= Beginning of Section =
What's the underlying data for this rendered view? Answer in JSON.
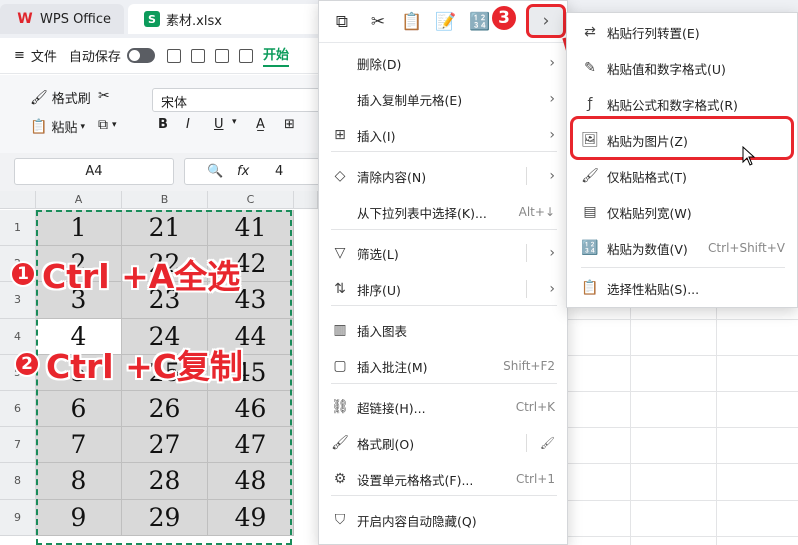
{
  "titlebar": {
    "app_tab": "WPS Office",
    "file_tab": "素材.xlsx",
    "app_logo": "W",
    "file_logo": "S"
  },
  "menubar": {
    "file": "文件",
    "autosave": "自动保存",
    "start_tab": "开始"
  },
  "ribbon": {
    "format_painter": "格式刷",
    "paste": "粘贴",
    "font": "宋体",
    "bold": "B",
    "italic": "I",
    "underline": "U"
  },
  "formula": {
    "cell_ref": "A4",
    "fx": "fx",
    "value": "4"
  },
  "grid": {
    "columns": [
      "A",
      "B",
      "C"
    ],
    "rows": [
      "1",
      "2",
      "3",
      "4",
      "5",
      "6",
      "7",
      "8",
      "9"
    ],
    "cells": [
      [
        "1",
        "21",
        "41"
      ],
      [
        "2",
        "22",
        "42"
      ],
      [
        "3",
        "23",
        "43"
      ],
      [
        "4",
        "24",
        "44"
      ],
      [
        "5",
        "25",
        "45"
      ],
      [
        "6",
        "26",
        "46"
      ],
      [
        "7",
        "27",
        "47"
      ],
      [
        "8",
        "28",
        "48"
      ],
      [
        "9",
        "29",
        "49"
      ]
    ]
  },
  "annotations": {
    "step1_badge": "1",
    "step1_text": "Ctrl +A全选",
    "step2_badge": "2",
    "step2_text": "Ctrl +C复制",
    "step3_badge": "3"
  },
  "context_menu": {
    "items": [
      {
        "label": "删除(D)",
        "shortcut": "",
        "submenu": true
      },
      {
        "label": "插入复制单元格(E)",
        "shortcut": "",
        "submenu": true
      },
      {
        "label": "插入(I)",
        "shortcut": "",
        "submenu": true
      },
      {
        "label": "清除内容(N)",
        "shortcut": "",
        "submenu": true
      },
      {
        "label": "从下拉列表中选择(K)...",
        "shortcut": "Alt+↓",
        "submenu": false
      },
      {
        "label": "筛选(L)",
        "shortcut": "",
        "submenu": true
      },
      {
        "label": "排序(U)",
        "shortcut": "",
        "submenu": true
      },
      {
        "label": "插入图表",
        "shortcut": "",
        "submenu": false
      },
      {
        "label": "插入批注(M)",
        "shortcut": "Shift+F2",
        "submenu": false
      },
      {
        "label": "超链接(H)...",
        "shortcut": "Ctrl+K",
        "submenu": false
      },
      {
        "label": "格式刷(O)",
        "shortcut": "",
        "submenu": false
      },
      {
        "label": "设置单元格格式(F)...",
        "shortcut": "Ctrl+1",
        "submenu": false
      },
      {
        "label": "开启内容自动隐藏(Q)",
        "shortcut": "",
        "submenu": false
      }
    ]
  },
  "paste_submenu": {
    "items": [
      {
        "label": "粘贴行列转置(E)",
        "shortcut": ""
      },
      {
        "label": "粘贴值和数字格式(U)",
        "shortcut": ""
      },
      {
        "label": "粘贴公式和数字格式(R)",
        "shortcut": ""
      },
      {
        "label": "粘贴为图片(Z)",
        "shortcut": ""
      },
      {
        "label": "仅粘贴格式(T)",
        "shortcut": ""
      },
      {
        "label": "仅粘贴列宽(W)",
        "shortcut": ""
      },
      {
        "label": "粘贴为数值(V)",
        "shortcut": "Ctrl+Shift+V"
      },
      {
        "label": "选择性粘贴(S)...",
        "shortcut": ""
      }
    ]
  },
  "colors": {
    "accent_green": "#0c9b5b",
    "annotation_red": "#e8262d",
    "cell_fill": "#d9d9d9"
  }
}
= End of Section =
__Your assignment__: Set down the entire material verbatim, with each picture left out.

__Expected answer__:
What's the underlying data for this rendered view? Answer in JSON.
{
  "titlebar": {
    "app_tab": "WPS Office",
    "file_tab": "素材.xlsx",
    "app_logo": "W",
    "file_logo": "S"
  },
  "menubar": {
    "file": "文件",
    "autosave": "自动保存",
    "start_tab": "开始"
  },
  "ribbon": {
    "format_painter": "格式刷",
    "paste": "粘贴",
    "font": "宋体",
    "bold": "B",
    "italic": "I",
    "underline": "U"
  },
  "formula": {
    "cell_ref": "A4",
    "fx": "fx",
    "value": "4"
  },
  "grid": {
    "columns": [
      "A",
      "B",
      "C"
    ],
    "rows": [
      "1",
      "2",
      "3",
      "4",
      "5",
      "6",
      "7",
      "8",
      "9"
    ],
    "cells": [
      [
        "1",
        "21",
        "41"
      ],
      [
        "2",
        "22",
        "42"
      ],
      [
        "3",
        "23",
        "43"
      ],
      [
        "4",
        "24",
        "44"
      ],
      [
        "5",
        "25",
        "45"
      ],
      [
        "6",
        "26",
        "46"
      ],
      [
        "7",
        "27",
        "47"
      ],
      [
        "8",
        "28",
        "48"
      ],
      [
        "9",
        "29",
        "49"
      ]
    ]
  },
  "annotations": {
    "step1_badge": "1",
    "step1_text": "Ctrl +A全选",
    "step2_badge": "2",
    "step2_text": "Ctrl +C复制",
    "step3_badge": "3"
  },
  "context_menu": {
    "items": [
      {
        "label": "删除(D)",
        "shortcut": "",
        "submenu": true
      },
      {
        "label": "插入复制单元格(E)",
        "shortcut": "",
        "submenu": true
      },
      {
        "label": "插入(I)",
        "shortcut": "",
        "submenu": true
      },
      {
        "label": "清除内容(N)",
        "shortcut": "",
        "submenu": true
      },
      {
        "label": "从下拉列表中选择(K)...",
        "shortcut": "Alt+↓",
        "submenu": false
      },
      {
        "label": "筛选(L)",
        "shortcut": "",
        "submenu": true
      },
      {
        "label": "排序(U)",
        "shortcut": "",
        "submenu": true
      },
      {
        "label": "插入图表",
        "shortcut": "",
        "submenu": false
      },
      {
        "label": "插入批注(M)",
        "shortcut": "Shift+F2",
        "submenu": false
      },
      {
        "label": "超链接(H)...",
        "shortcut": "Ctrl+K",
        "submenu": false
      },
      {
        "label": "格式刷(O)",
        "shortcut": "",
        "submenu": false
      },
      {
        "label": "设置单元格格式(F)...",
        "shortcut": "Ctrl+1",
        "submenu": false
      },
      {
        "label": "开启内容自动隐藏(Q)",
        "shortcut": "",
        "submenu": false
      }
    ]
  },
  "paste_submenu": {
    "items": [
      {
        "label": "粘贴行列转置(E)",
        "shortcut": ""
      },
      {
        "label": "粘贴值和数字格式(U)",
        "shortcut": ""
      },
      {
        "label": "粘贴公式和数字格式(R)",
        "shortcut": ""
      },
      {
        "label": "粘贴为图片(Z)",
        "shortcut": ""
      },
      {
        "label": "仅粘贴格式(T)",
        "shortcut": ""
      },
      {
        "label": "仅粘贴列宽(W)",
        "shortcut": ""
      },
      {
        "label": "粘贴为数值(V)",
        "shortcut": "Ctrl+Shift+V"
      },
      {
        "label": "选择性粘贴(S)...",
        "shortcut": ""
      }
    ]
  },
  "colors": {
    "accent_green": "#0c9b5b",
    "annotation_red": "#e8262d",
    "cell_fill": "#d9d9d9"
  }
}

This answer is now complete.